WHAT IS EXPECTED ->
Output everything in the listing exactly, with no line missing.

SUPPLIED INFORMATION ->
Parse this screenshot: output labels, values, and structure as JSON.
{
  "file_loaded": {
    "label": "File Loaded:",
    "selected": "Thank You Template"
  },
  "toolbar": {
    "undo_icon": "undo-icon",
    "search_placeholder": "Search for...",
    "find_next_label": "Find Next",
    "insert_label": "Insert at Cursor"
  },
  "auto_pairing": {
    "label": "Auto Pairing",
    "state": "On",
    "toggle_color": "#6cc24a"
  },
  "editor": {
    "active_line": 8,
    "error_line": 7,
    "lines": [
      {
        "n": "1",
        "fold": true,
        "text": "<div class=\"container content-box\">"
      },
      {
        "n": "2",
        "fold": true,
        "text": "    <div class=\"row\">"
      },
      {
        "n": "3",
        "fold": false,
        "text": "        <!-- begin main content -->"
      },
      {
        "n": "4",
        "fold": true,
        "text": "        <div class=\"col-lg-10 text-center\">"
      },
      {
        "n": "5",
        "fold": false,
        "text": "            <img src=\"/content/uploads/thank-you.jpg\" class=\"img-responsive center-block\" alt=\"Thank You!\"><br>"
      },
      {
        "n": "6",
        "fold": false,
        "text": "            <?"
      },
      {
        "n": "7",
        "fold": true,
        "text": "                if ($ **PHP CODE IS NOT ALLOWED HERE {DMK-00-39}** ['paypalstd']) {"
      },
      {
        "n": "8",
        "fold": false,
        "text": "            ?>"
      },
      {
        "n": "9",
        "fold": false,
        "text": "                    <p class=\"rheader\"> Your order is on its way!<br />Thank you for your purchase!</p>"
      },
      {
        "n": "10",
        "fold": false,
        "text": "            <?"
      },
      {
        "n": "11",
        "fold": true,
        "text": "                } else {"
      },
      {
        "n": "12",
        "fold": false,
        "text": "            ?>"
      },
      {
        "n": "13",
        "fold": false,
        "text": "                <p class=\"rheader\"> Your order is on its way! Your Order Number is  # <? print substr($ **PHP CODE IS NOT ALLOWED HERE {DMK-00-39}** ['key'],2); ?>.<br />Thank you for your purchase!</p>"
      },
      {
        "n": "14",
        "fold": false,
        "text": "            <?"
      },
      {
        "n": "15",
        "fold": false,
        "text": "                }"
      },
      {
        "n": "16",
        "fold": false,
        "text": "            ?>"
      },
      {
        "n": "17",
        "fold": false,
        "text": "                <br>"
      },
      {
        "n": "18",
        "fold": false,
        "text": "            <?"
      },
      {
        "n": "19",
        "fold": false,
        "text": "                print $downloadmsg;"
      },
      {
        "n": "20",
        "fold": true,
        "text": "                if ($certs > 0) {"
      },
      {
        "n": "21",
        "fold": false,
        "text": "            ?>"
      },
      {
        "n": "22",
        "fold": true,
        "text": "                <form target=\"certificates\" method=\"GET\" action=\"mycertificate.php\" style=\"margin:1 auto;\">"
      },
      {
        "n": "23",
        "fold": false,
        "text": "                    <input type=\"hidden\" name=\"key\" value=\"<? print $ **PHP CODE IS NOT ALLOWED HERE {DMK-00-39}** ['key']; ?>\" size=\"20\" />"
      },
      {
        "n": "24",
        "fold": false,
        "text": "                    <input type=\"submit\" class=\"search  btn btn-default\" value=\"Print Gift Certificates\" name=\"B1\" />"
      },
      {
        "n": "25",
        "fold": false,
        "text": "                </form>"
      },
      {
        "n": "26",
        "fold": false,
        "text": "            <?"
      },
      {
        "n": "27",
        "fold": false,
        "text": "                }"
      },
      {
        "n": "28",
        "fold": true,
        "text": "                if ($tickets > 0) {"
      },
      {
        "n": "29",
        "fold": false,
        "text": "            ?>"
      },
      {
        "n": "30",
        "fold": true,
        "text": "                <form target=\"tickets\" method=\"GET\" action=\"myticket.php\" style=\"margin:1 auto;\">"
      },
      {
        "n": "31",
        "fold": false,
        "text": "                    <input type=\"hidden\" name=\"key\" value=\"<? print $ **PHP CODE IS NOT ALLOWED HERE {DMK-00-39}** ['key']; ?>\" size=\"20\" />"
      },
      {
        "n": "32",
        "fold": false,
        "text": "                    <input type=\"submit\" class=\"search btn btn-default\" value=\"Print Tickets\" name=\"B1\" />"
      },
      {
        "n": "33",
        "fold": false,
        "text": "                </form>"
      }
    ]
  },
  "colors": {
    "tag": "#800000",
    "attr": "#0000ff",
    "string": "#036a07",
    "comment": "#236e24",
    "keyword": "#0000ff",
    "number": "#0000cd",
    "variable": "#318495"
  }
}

EXERCISE RESPONSE ->
Parse this screenshot: output labels, values, and structure as JSON.
{
  "file_loaded": {
    "label": "File Loaded:",
    "selected": "Thank You Template"
  },
  "toolbar": {
    "undo_icon": "undo-icon",
    "search_placeholder": "Search for...",
    "find_next_label": "Find Next",
    "insert_label": "Insert at Cursor"
  },
  "auto_pairing": {
    "label": "Auto Pairing",
    "state": "On",
    "toggle_color": "#6cc24a"
  },
  "editor": {
    "active_line": 8,
    "error_line": 7,
    "lines": [
      {
        "n": "1",
        "fold": true,
        "text": "<div class=\"container content-box\">"
      },
      {
        "n": "2",
        "fold": true,
        "text": "    <div class=\"row\">"
      },
      {
        "n": "3",
        "fold": false,
        "text": "        <!-- begin main content -->"
      },
      {
        "n": "4",
        "fold": true,
        "text": "        <div class=\"col-lg-10 text-center\">"
      },
      {
        "n": "5",
        "fold": false,
        "text": "            <img src=\"/content/uploads/thank-you.jpg\" class=\"img-responsive center-block\" alt=\"Thank You!\"><br>"
      },
      {
        "n": "6",
        "fold": false,
        "text": "            <?"
      },
      {
        "n": "7",
        "fold": true,
        "text": "                if ($ **PHP CODE IS NOT ALLOWED HERE {DMK-00-39}** ['paypalstd']) {"
      },
      {
        "n": "8",
        "fold": false,
        "text": "            ?>"
      },
      {
        "n": "9",
        "fold": false,
        "text": "                    <p class=\"rheader\"> Your order is on its way!<br />Thank you for your purchase!</p>"
      },
      {
        "n": "10",
        "fold": false,
        "text": "            <?"
      },
      {
        "n": "11",
        "fold": true,
        "text": "                } else {"
      },
      {
        "n": "12",
        "fold": false,
        "text": "            ?>"
      },
      {
        "n": "13",
        "fold": false,
        "text": "                <p class=\"rheader\"> Your order is on its way! Your Order Number is  # <? print substr($ **PHP CODE IS NOT ALLOWED HERE {DMK-00-39}** ['key'],2); ?>.<br />Thank you for your purchase!</p>"
      },
      {
        "n": "14",
        "fold": false,
        "text": "            <?"
      },
      {
        "n": "15",
        "fold": false,
        "text": "                }"
      },
      {
        "n": "16",
        "fold": false,
        "text": "            ?>"
      },
      {
        "n": "17",
        "fold": false,
        "text": "                <br>"
      },
      {
        "n": "18",
        "fold": false,
        "text": "            <?"
      },
      {
        "n": "19",
        "fold": false,
        "text": "                print $downloadmsg;"
      },
      {
        "n": "20",
        "fold": true,
        "text": "                if ($certs > 0) {"
      },
      {
        "n": "21",
        "fold": false,
        "text": "            ?>"
      },
      {
        "n": "22",
        "fold": true,
        "text": "                <form target=\"certificates\" method=\"GET\" action=\"mycertificate.php\" style=\"margin:1 auto;\">"
      },
      {
        "n": "23",
        "fold": false,
        "text": "                    <input type=\"hidden\" name=\"key\" value=\"<? print $ **PHP CODE IS NOT ALLOWED HERE {DMK-00-39}** ['key']; ?>\" size=\"20\" />"
      },
      {
        "n": "24",
        "fold": false,
        "text": "                    <input type=\"submit\" class=\"search  btn btn-default\" value=\"Print Gift Certificates\" name=\"B1\" />"
      },
      {
        "n": "25",
        "fold": false,
        "text": "                </form>"
      },
      {
        "n": "26",
        "fold": false,
        "text": "            <?"
      },
      {
        "n": "27",
        "fold": false,
        "text": "                }"
      },
      {
        "n": "28",
        "fold": true,
        "text": "                if ($tickets > 0) {"
      },
      {
        "n": "29",
        "fold": false,
        "text": "            ?>"
      },
      {
        "n": "30",
        "fold": true,
        "text": "                <form target=\"tickets\" method=\"GET\" action=\"myticket.php\" style=\"margin:1 auto;\">"
      },
      {
        "n": "31",
        "fold": false,
        "text": "                    <input type=\"hidden\" name=\"key\" value=\"<? print $ **PHP CODE IS NOT ALLOWED HERE {DMK-00-39}** ['key']; ?>\" size=\"20\" />"
      },
      {
        "n": "32",
        "fold": false,
        "text": "                    <input type=\"submit\" class=\"search btn btn-default\" value=\"Print Tickets\" name=\"B1\" />"
      },
      {
        "n": "33",
        "fold": false,
        "text": "                </form>"
      }
    ]
  },
  "colors": {
    "tag": "#800000",
    "attr": "#0000ff",
    "string": "#036a07",
    "comment": "#236e24",
    "keyword": "#0000ff",
    "number": "#0000cd",
    "variable": "#318495"
  }
}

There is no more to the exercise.